#### Work instructions:
With images removed, return the whole listing exactly as written.

◇ ◇ ◇ ◇ ◇

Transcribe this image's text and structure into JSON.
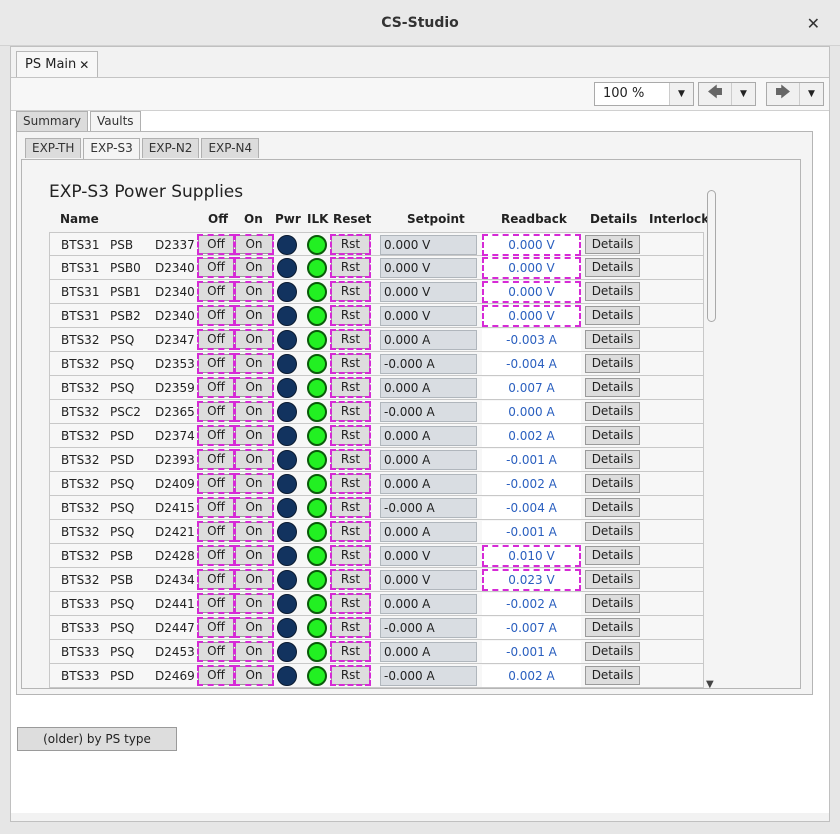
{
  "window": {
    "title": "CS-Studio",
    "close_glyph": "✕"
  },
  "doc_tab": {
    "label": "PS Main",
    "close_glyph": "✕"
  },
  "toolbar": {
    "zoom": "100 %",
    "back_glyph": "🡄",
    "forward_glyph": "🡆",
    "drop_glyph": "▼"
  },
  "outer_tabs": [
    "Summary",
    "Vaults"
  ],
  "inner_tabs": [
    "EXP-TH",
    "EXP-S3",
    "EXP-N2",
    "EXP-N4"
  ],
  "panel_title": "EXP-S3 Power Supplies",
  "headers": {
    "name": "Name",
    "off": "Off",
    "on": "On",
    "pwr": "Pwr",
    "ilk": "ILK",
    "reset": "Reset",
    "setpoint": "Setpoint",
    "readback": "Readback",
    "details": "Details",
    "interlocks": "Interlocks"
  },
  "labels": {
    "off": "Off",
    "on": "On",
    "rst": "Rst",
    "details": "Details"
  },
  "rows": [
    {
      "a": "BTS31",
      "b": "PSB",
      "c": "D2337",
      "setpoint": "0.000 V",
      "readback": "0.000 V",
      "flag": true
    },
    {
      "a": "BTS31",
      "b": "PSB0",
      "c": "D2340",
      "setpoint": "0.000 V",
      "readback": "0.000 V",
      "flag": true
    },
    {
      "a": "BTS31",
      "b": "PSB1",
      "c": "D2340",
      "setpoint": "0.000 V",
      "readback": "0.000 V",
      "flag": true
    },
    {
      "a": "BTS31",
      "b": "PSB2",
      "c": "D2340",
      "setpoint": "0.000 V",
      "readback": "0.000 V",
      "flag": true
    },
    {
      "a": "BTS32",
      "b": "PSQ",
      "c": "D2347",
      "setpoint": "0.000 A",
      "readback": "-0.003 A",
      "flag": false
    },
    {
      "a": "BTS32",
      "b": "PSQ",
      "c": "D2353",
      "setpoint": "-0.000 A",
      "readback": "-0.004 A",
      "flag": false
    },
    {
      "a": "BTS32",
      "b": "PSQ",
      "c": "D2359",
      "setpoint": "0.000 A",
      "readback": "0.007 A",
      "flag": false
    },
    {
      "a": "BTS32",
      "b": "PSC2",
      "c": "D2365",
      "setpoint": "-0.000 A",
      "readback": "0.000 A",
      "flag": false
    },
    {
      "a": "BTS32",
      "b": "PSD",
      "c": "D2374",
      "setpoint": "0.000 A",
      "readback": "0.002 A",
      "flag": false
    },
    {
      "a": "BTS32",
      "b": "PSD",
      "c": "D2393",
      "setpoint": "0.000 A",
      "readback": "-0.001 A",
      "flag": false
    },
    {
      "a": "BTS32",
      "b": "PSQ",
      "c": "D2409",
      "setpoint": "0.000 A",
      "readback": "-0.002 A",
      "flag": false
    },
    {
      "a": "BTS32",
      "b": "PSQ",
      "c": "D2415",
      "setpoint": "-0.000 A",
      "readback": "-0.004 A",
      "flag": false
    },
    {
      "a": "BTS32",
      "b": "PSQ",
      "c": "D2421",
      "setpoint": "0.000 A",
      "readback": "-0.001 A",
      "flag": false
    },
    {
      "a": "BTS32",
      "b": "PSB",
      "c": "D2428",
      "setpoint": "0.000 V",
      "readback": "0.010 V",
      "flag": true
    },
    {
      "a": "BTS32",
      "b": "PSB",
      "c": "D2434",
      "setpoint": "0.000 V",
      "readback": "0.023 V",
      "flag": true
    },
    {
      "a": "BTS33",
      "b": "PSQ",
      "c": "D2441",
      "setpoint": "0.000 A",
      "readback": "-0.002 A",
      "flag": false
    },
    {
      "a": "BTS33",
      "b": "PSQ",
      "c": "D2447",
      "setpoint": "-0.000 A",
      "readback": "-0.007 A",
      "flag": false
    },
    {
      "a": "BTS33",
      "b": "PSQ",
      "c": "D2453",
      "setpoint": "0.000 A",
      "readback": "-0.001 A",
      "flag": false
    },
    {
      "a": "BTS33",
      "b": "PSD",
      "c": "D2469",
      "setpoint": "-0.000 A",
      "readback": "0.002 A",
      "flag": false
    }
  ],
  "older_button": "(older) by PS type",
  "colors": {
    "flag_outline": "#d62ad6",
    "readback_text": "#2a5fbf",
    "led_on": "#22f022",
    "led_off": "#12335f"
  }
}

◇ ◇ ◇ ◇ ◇

#### Result of the exercise:
Transcribe this image's text and structure into JSON.
{
  "window": {
    "title": "CS-Studio",
    "close_glyph": "✕"
  },
  "doc_tab": {
    "label": "PS Main",
    "close_glyph": "✕"
  },
  "toolbar": {
    "zoom": "100 %",
    "back_glyph": "🡄",
    "forward_glyph": "🡆",
    "drop_glyph": "▼"
  },
  "outer_tabs": [
    "Summary",
    "Vaults"
  ],
  "inner_tabs": [
    "EXP-TH",
    "EXP-S3",
    "EXP-N2",
    "EXP-N4"
  ],
  "panel_title": "EXP-S3 Power Supplies",
  "headers": {
    "name": "Name",
    "off": "Off",
    "on": "On",
    "pwr": "Pwr",
    "ilk": "ILK",
    "reset": "Reset",
    "setpoint": "Setpoint",
    "readback": "Readback",
    "details": "Details",
    "interlocks": "Interlocks"
  },
  "labels": {
    "off": "Off",
    "on": "On",
    "rst": "Rst",
    "details": "Details"
  },
  "rows": [
    {
      "a": "BTS31",
      "b": "PSB",
      "c": "D2337",
      "setpoint": "0.000 V",
      "readback": "0.000 V",
      "flag": true
    },
    {
      "a": "BTS31",
      "b": "PSB0",
      "c": "D2340",
      "setpoint": "0.000 V",
      "readback": "0.000 V",
      "flag": true
    },
    {
      "a": "BTS31",
      "b": "PSB1",
      "c": "D2340",
      "setpoint": "0.000 V",
      "readback": "0.000 V",
      "flag": true
    },
    {
      "a": "BTS31",
      "b": "PSB2",
      "c": "D2340",
      "setpoint": "0.000 V",
      "readback": "0.000 V",
      "flag": true
    },
    {
      "a": "BTS32",
      "b": "PSQ",
      "c": "D2347",
      "setpoint": "0.000 A",
      "readback": "-0.003 A",
      "flag": false
    },
    {
      "a": "BTS32",
      "b": "PSQ",
      "c": "D2353",
      "setpoint": "-0.000 A",
      "readback": "-0.004 A",
      "flag": false
    },
    {
      "a": "BTS32",
      "b": "PSQ",
      "c": "D2359",
      "setpoint": "0.000 A",
      "readback": "0.007 A",
      "flag": false
    },
    {
      "a": "BTS32",
      "b": "PSC2",
      "c": "D2365",
      "setpoint": "-0.000 A",
      "readback": "0.000 A",
      "flag": false
    },
    {
      "a": "BTS32",
      "b": "PSD",
      "c": "D2374",
      "setpoint": "0.000 A",
      "readback": "0.002 A",
      "flag": false
    },
    {
      "a": "BTS32",
      "b": "PSD",
      "c": "D2393",
      "setpoint": "0.000 A",
      "readback": "-0.001 A",
      "flag": false
    },
    {
      "a": "BTS32",
      "b": "PSQ",
      "c": "D2409",
      "setpoint": "0.000 A",
      "readback": "-0.002 A",
      "flag": false
    },
    {
      "a": "BTS32",
      "b": "PSQ",
      "c": "D2415",
      "setpoint": "-0.000 A",
      "readback": "-0.004 A",
      "flag": false
    },
    {
      "a": "BTS32",
      "b": "PSQ",
      "c": "D2421",
      "setpoint": "0.000 A",
      "readback": "-0.001 A",
      "flag": false
    },
    {
      "a": "BTS32",
      "b": "PSB",
      "c": "D2428",
      "setpoint": "0.000 V",
      "readback": "0.010 V",
      "flag": true
    },
    {
      "a": "BTS32",
      "b": "PSB",
      "c": "D2434",
      "setpoint": "0.000 V",
      "readback": "0.023 V",
      "flag": true
    },
    {
      "a": "BTS33",
      "b": "PSQ",
      "c": "D2441",
      "setpoint": "0.000 A",
      "readback": "-0.002 A",
      "flag": false
    },
    {
      "a": "BTS33",
      "b": "PSQ",
      "c": "D2447",
      "setpoint": "-0.000 A",
      "readback": "-0.007 A",
      "flag": false
    },
    {
      "a": "BTS33",
      "b": "PSQ",
      "c": "D2453",
      "setpoint": "0.000 A",
      "readback": "-0.001 A",
      "flag": false
    },
    {
      "a": "BTS33",
      "b": "PSD",
      "c": "D2469",
      "setpoint": "-0.000 A",
      "readback": "0.002 A",
      "flag": false
    }
  ],
  "older_button": "(older) by PS type",
  "colors": {
    "flag_outline": "#d62ad6",
    "readback_text": "#2a5fbf",
    "led_on": "#22f022",
    "led_off": "#12335f"
  }
}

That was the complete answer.